Your answer should repeat every record verbatim.

*** Begin section ***

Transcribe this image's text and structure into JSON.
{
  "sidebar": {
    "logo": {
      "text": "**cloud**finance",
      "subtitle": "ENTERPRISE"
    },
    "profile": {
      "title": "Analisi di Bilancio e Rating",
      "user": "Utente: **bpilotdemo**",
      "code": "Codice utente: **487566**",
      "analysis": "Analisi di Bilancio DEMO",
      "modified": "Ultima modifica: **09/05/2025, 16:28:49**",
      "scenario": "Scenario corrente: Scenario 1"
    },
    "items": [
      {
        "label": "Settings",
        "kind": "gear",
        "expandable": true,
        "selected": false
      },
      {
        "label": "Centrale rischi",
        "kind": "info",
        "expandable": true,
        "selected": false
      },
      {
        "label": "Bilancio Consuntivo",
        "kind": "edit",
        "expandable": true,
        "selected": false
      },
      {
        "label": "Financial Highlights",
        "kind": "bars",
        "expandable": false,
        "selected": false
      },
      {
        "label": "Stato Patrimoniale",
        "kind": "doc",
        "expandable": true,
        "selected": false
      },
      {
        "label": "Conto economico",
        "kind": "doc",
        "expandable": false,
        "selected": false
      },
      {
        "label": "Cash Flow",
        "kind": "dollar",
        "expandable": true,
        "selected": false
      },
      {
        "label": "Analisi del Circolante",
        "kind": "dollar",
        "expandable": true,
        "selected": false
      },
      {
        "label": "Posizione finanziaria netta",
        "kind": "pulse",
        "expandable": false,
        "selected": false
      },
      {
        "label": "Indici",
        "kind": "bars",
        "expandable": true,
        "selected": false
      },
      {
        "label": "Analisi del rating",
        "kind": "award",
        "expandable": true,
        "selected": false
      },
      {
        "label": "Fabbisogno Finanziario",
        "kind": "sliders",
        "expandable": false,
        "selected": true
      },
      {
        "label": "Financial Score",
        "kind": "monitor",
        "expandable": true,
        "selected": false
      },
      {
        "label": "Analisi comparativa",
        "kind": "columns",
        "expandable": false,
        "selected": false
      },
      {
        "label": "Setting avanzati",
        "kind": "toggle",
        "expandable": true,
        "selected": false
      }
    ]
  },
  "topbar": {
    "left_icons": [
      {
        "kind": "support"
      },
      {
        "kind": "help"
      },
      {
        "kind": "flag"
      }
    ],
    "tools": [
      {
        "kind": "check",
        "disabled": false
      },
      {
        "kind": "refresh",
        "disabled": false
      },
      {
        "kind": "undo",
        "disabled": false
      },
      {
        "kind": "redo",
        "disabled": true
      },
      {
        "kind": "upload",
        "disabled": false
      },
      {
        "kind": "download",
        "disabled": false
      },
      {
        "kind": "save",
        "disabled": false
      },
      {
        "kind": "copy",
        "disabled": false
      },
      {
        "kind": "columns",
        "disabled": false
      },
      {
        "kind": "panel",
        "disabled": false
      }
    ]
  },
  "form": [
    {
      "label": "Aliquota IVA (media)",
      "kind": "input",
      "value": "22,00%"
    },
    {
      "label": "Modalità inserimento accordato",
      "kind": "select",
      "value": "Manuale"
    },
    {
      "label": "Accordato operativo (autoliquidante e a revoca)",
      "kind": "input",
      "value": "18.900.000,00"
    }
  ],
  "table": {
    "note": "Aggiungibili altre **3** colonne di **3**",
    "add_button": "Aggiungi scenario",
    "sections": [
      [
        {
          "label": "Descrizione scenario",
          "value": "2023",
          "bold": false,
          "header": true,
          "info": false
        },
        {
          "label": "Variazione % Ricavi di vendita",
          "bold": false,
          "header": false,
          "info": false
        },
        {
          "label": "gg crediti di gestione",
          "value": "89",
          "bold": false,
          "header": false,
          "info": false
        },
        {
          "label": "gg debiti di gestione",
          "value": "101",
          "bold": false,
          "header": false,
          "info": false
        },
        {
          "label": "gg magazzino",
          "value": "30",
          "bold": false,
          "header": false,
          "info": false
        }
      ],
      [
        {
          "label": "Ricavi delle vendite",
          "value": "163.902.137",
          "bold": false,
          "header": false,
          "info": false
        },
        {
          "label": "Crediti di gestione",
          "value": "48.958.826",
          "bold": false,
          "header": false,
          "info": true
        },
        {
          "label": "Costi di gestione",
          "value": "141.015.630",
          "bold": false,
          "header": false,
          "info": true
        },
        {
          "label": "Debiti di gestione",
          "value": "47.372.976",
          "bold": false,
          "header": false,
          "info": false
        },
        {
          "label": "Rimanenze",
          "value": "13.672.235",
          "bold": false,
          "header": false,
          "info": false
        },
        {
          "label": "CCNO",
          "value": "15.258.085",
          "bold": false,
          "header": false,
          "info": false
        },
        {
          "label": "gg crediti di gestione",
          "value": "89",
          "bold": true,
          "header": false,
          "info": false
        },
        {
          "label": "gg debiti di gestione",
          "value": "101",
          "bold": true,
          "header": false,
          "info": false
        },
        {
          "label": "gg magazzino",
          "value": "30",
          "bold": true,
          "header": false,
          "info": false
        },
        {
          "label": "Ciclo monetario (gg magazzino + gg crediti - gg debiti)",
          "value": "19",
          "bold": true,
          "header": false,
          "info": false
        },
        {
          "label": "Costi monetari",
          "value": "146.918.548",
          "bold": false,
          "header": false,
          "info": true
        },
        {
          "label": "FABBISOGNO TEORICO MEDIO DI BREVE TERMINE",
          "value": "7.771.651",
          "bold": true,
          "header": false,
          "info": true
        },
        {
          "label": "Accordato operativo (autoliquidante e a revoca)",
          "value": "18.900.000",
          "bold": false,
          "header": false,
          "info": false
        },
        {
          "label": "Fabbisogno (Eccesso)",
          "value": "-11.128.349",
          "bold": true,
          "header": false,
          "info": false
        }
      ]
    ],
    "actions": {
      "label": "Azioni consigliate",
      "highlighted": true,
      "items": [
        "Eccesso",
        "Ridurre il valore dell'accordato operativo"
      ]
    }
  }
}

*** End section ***

TASK ANSWER ▸
Transcribe this image's text and structure into JSON.
{
  "sidebar": {
    "logo": {
      "text": "**cloud**finance",
      "subtitle": "ENTERPRISE"
    },
    "profile": {
      "title": "Analisi di Bilancio e Rating",
      "user": "Utente: **bpilotdemo**",
      "code": "Codice utente: **487566**",
      "analysis": "Analisi di Bilancio DEMO",
      "modified": "Ultima modifica: **09/05/2025, 16:28:49**",
      "scenario": "Scenario corrente: Scenario 1"
    },
    "items": [
      {
        "label": "Settings",
        "kind": "gear",
        "expandable": true,
        "selected": false
      },
      {
        "label": "Centrale rischi",
        "kind": "info",
        "expandable": true,
        "selected": false
      },
      {
        "label": "Bilancio Consuntivo",
        "kind": "edit",
        "expandable": true,
        "selected": false
      },
      {
        "label": "Financial Highlights",
        "kind": "bars",
        "expandable": false,
        "selected": false
      },
      {
        "label": "Stato Patrimoniale",
        "kind": "doc",
        "expandable": true,
        "selected": false
      },
      {
        "label": "Conto economico",
        "kind": "doc",
        "expandable": false,
        "selected": false
      },
      {
        "label": "Cash Flow",
        "kind": "dollar",
        "expandable": true,
        "selected": false
      },
      {
        "label": "Analisi del Circolante",
        "kind": "dollar",
        "expandable": true,
        "selected": false
      },
      {
        "label": "Posizione finanziaria netta",
        "kind": "pulse",
        "expandable": false,
        "selected": false
      },
      {
        "label": "Indici",
        "kind": "bars",
        "expandable": true,
        "selected": false
      },
      {
        "label": "Analisi del rating",
        "kind": "award",
        "expandable": true,
        "selected": false
      },
      {
        "label": "Fabbisogno Finanziario",
        "kind": "sliders",
        "expandable": false,
        "selected": true
      },
      {
        "label": "Financial Score",
        "kind": "monitor",
        "expandable": true,
        "selected": false
      },
      {
        "label": "Analisi comparativa",
        "kind": "columns",
        "expandable": false,
        "selected": false
      },
      {
        "label": "Setting avanzati",
        "kind": "toggle",
        "expandable": true,
        "selected": false
      }
    ]
  },
  "topbar": {
    "left_icons": [
      {
        "kind": "support"
      },
      {
        "kind": "help"
      },
      {
        "kind": "flag"
      }
    ],
    "tools": [
      {
        "kind": "check",
        "disabled": false
      },
      {
        "kind": "refresh",
        "disabled": false
      },
      {
        "kind": "undo",
        "disabled": false
      },
      {
        "kind": "redo",
        "disabled": true
      },
      {
        "kind": "upload",
        "disabled": false
      },
      {
        "kind": "download",
        "disabled": false
      },
      {
        "kind": "save",
        "disabled": false
      },
      {
        "kind": "copy",
        "disabled": false
      },
      {
        "kind": "columns",
        "disabled": false
      },
      {
        "kind": "panel",
        "disabled": false
      }
    ]
  },
  "form": [
    {
      "label": "Aliquota IVA (media)",
      "kind": "input",
      "value": "22,00%"
    },
    {
      "label": "Modalità inserimento accordato",
      "kind": "select",
      "value": "Manuale"
    },
    {
      "label": "Accordato operativo (autoliquidante e a revoca)",
      "kind": "input",
      "value": "18.900.000,00"
    }
  ],
  "table": {
    "note": "Aggiungibili altre **3** colonne di **3**",
    "add_button": "Aggiungi scenario",
    "sections": [
      [
        {
          "label": "Descrizione scenario",
          "value": "2023",
          "bold": false,
          "header": true,
          "info": false
        },
        {
          "label": "Variazione % Ricavi di vendita",
          "bold": false,
          "header": false,
          "info": false
        },
        {
          "label": "gg crediti di gestione",
          "value": "89",
          "bold": false,
          "header": false,
          "info": false
        },
        {
          "label": "gg debiti di gestione",
          "value": "101",
          "bold": false,
          "header": false,
          "info": false
        },
        {
          "label": "gg magazzino",
          "value": "30",
          "bold": false,
          "header": false,
          "info": false
        }
      ],
      [
        {
          "label": "Ricavi delle vendite",
          "value": "163.902.137",
          "bold": false,
          "header": false,
          "info": false
        },
        {
          "label": "Crediti di gestione",
          "value": "48.958.826",
          "bold": false,
          "header": false,
          "info": true
        },
        {
          "label": "Costi di gestione",
          "value": "141.015.630",
          "bold": false,
          "header": false,
          "info": true
        },
        {
          "label": "Debiti di gestione",
          "value": "47.372.976",
          "bold": false,
          "header": false,
          "info": false
        },
        {
          "label": "Rimanenze",
          "value": "13.672.235",
          "bold": false,
          "header": false,
          "info": false
        },
        {
          "label": "CCNO",
          "value": "15.258.085",
          "bold": false,
          "header": false,
          "info": false
        },
        {
          "label": "gg crediti di gestione",
          "value": "89",
          "bold": true,
          "header": false,
          "info": false
        },
        {
          "label": "gg debiti di gestione",
          "value": "101",
          "bold": true,
          "header": false,
          "info": false
        },
        {
          "label": "gg magazzino",
          "value": "30",
          "bold": true,
          "header": false,
          "info": false
        },
        {
          "label": "Ciclo monetario (gg magazzino + gg crediti - gg debiti)",
          "value": "19",
          "bold": true,
          "header": false,
          "info": false
        },
        {
          "label": "Costi monetari",
          "value": "146.918.548",
          "bold": false,
          "header": false,
          "info": true
        },
        {
          "label": "FABBISOGNO TEORICO MEDIO DI BREVE TERMINE",
          "value": "7.771.651",
          "bold": true,
          "header": false,
          "info": true
        },
        {
          "label": "Accordato operativo (autoliquidante e a revoca)",
          "value": "18.900.000",
          "bold": false,
          "header": false,
          "info": false
        },
        {
          "label": "Fabbisogno (Eccesso)",
          "value": "-11.128.349",
          "bold": true,
          "header": false,
          "info": false
        }
      ]
    ],
    "actions": {
      "label": "Azioni consigliate",
      "highlighted": true,
      "items": [
        "Eccesso",
        "Ridurre il valore dell'accordato operativo"
      ]
    }
  }
}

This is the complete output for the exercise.